The app relies on internet connectivity in order to synchronise the data collected on the app with the data stored in the PainChek cloud database. The app can use WiFi and/or mobile (cellular) data connections. Please follow the standard instructions from the manufacturer or from your organisation in order to set-up internet connectivity on your device.
You do not need to be continuously connected to the internet in order to use the app, but you do when you are:
- Downloading the App from the App Store
- Setting up the app for the first time
- Logging onto a device using a username and password (quick sign in can be used offline)
- Synchronising data between your device and the PainChek cloud database
Updating the PainChek App
It is recommended that the PainChek app up is kept up-to-date. If a new version is released onto the Apple App Store or Google Play Store, your device will notify you automatically.

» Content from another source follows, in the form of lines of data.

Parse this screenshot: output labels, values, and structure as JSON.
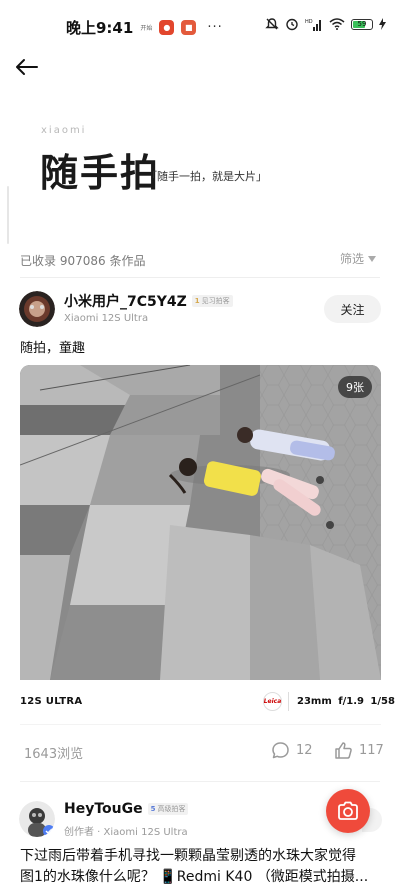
{
  "status_bar": {
    "time": "晚上9:41",
    "mini_tag": "开始",
    "more": "···",
    "network_label": "HD",
    "battery": "59",
    "colors": {
      "battery_fill": "#3bbf5a",
      "app1": "#e2462d",
      "app2": "#e35a3c"
    }
  },
  "header": {
    "brand": "xiaomi",
    "title": "随手拍",
    "slogan": "「随手一拍，就是大片」"
  },
  "toolbar": {
    "count_text": "已收录 907086 条作品",
    "filter_label": "筛选"
  },
  "post1": {
    "username": "小米用户_7C5Y4Z",
    "badge_level": "1",
    "badge_text": "见习拍客",
    "device": "Xiaomi 12S Ultra",
    "follow_label": "关注",
    "caption": "随拍，童趣",
    "photo_count": "9张",
    "exif_model": "12S ULTRA",
    "leica": "Leica",
    "exif_params": "23mm  f/1.9  1/58",
    "views": "1643浏览",
    "comments": "12",
    "likes": "117"
  },
  "post2": {
    "username": "HeyTouGe",
    "badge_level": "5",
    "badge_text": "高级拍客",
    "device": "创作者 · Xiaomi 12S Ultra",
    "text_line1": "下过雨后带着手机寻找一颗颗晶莹剔透的水珠大家觉得",
    "text_line2": "图1的水珠像什么呢？ 📱Redmi K40 （微距模式拍摄..."
  },
  "colors": {
    "accent": "#ef4a3b",
    "text": "#111111",
    "muted": "#9a9a9a"
  }
}
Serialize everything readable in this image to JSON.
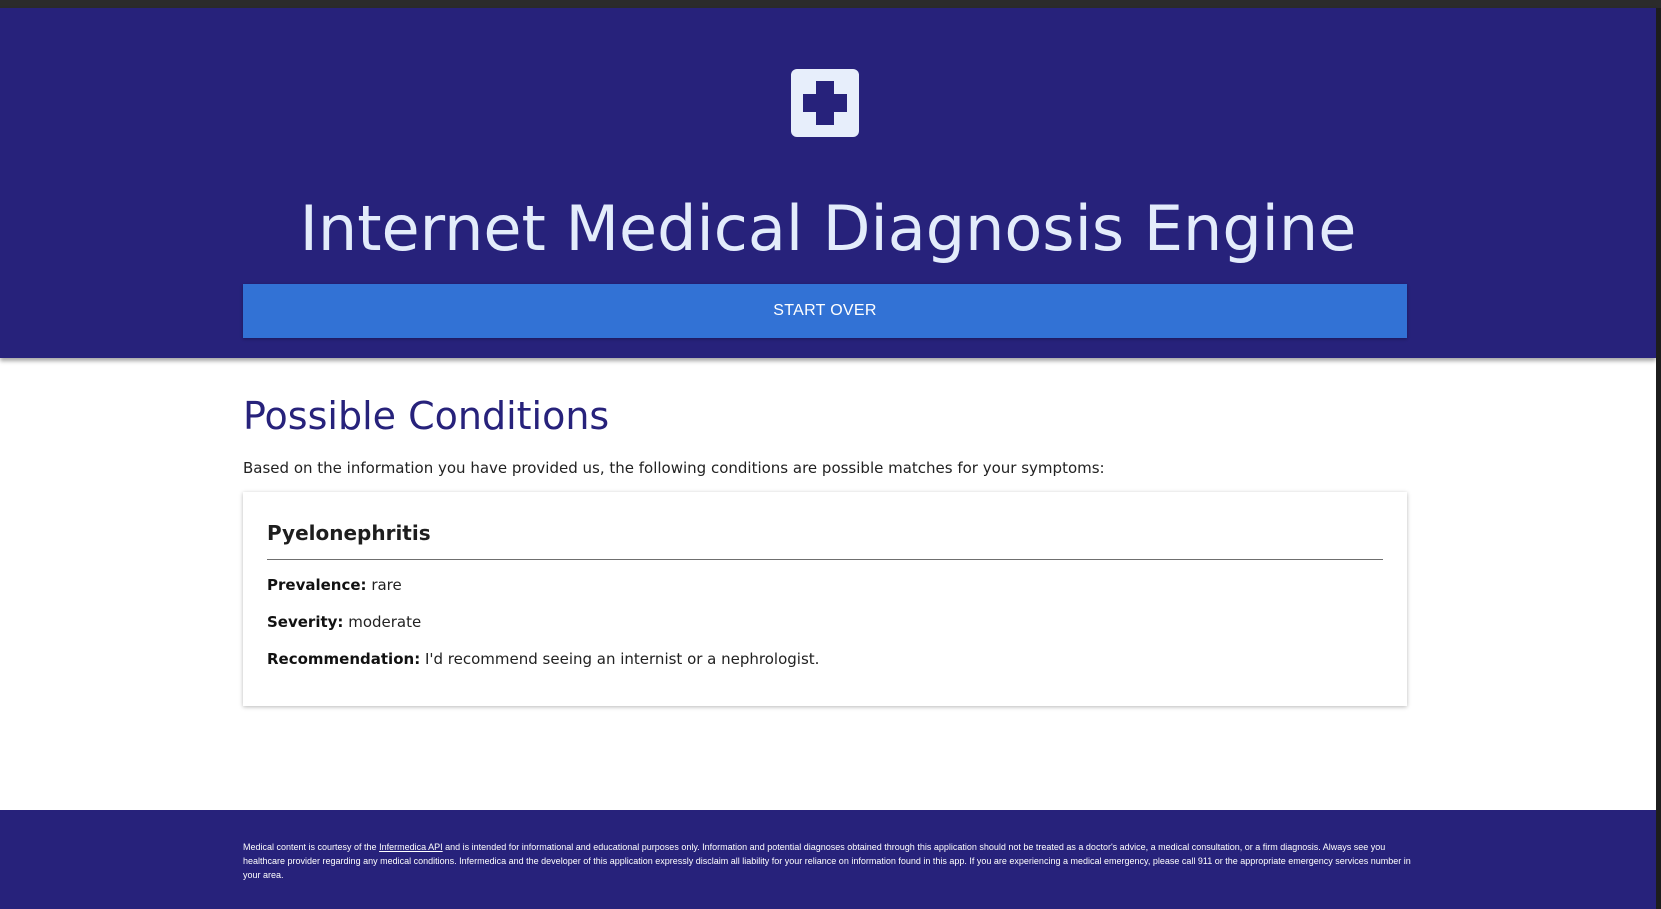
{
  "header": {
    "logo_icon": "medical-cross-icon",
    "title": "Internet Medical Diagnosis Engine",
    "start_over_label": "START OVER"
  },
  "main": {
    "section_title": "Possible Conditions",
    "intro": "Based on the information you have provided us, the following conditions are possible matches for your symptoms:",
    "conditions": [
      {
        "name": "Pyelonephritis",
        "prevalence_label": "Prevalence:",
        "prevalence": "rare",
        "severity_label": "Severity:",
        "severity": "moderate",
        "recommendation_label": "Recommendation:",
        "recommendation": "I'd recommend seeing an internist or a nephrologist."
      }
    ]
  },
  "footer": {
    "text_before_link": "Medical content is courtesy of the",
    "link_text": "Infermedica API",
    "text_after_link": "and is intended for informational and educational purposes only. Information and potential diagnoses obtained through this application should not be treated as a doctor's advice, a medical consultation, or a firm diagnosis. Always see you healthcare provider regarding any medical conditions. Infermedica and the developer of this application expressly disclaim all liability for your reliance on information found in this app. If you are experiencing a medical emergency, please call 911 or the appropriate emergency services number in your area."
  },
  "colors": {
    "header_bg": "#27227b",
    "accent_button": "#3272d5",
    "title_text": "#e3ecfb"
  }
}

You should download the new version as soon as is practical.
Warnings and Cautions
Automated and Manual Facial Assessments
The App requires that patients be reasonably still and co-operative in order to record a video of sufficient duration to allow for an automated facial assessment.
It might not be possible to perform an automated facial assessment due to:
- The patients face not being clearly visible
- The patient moving too much
- Lighting being of poor quality
- The patient preferring that they are not recorded
In any of these circumstances, a manual assessment should instead be performed.
Next Article: Setting up the PainChek App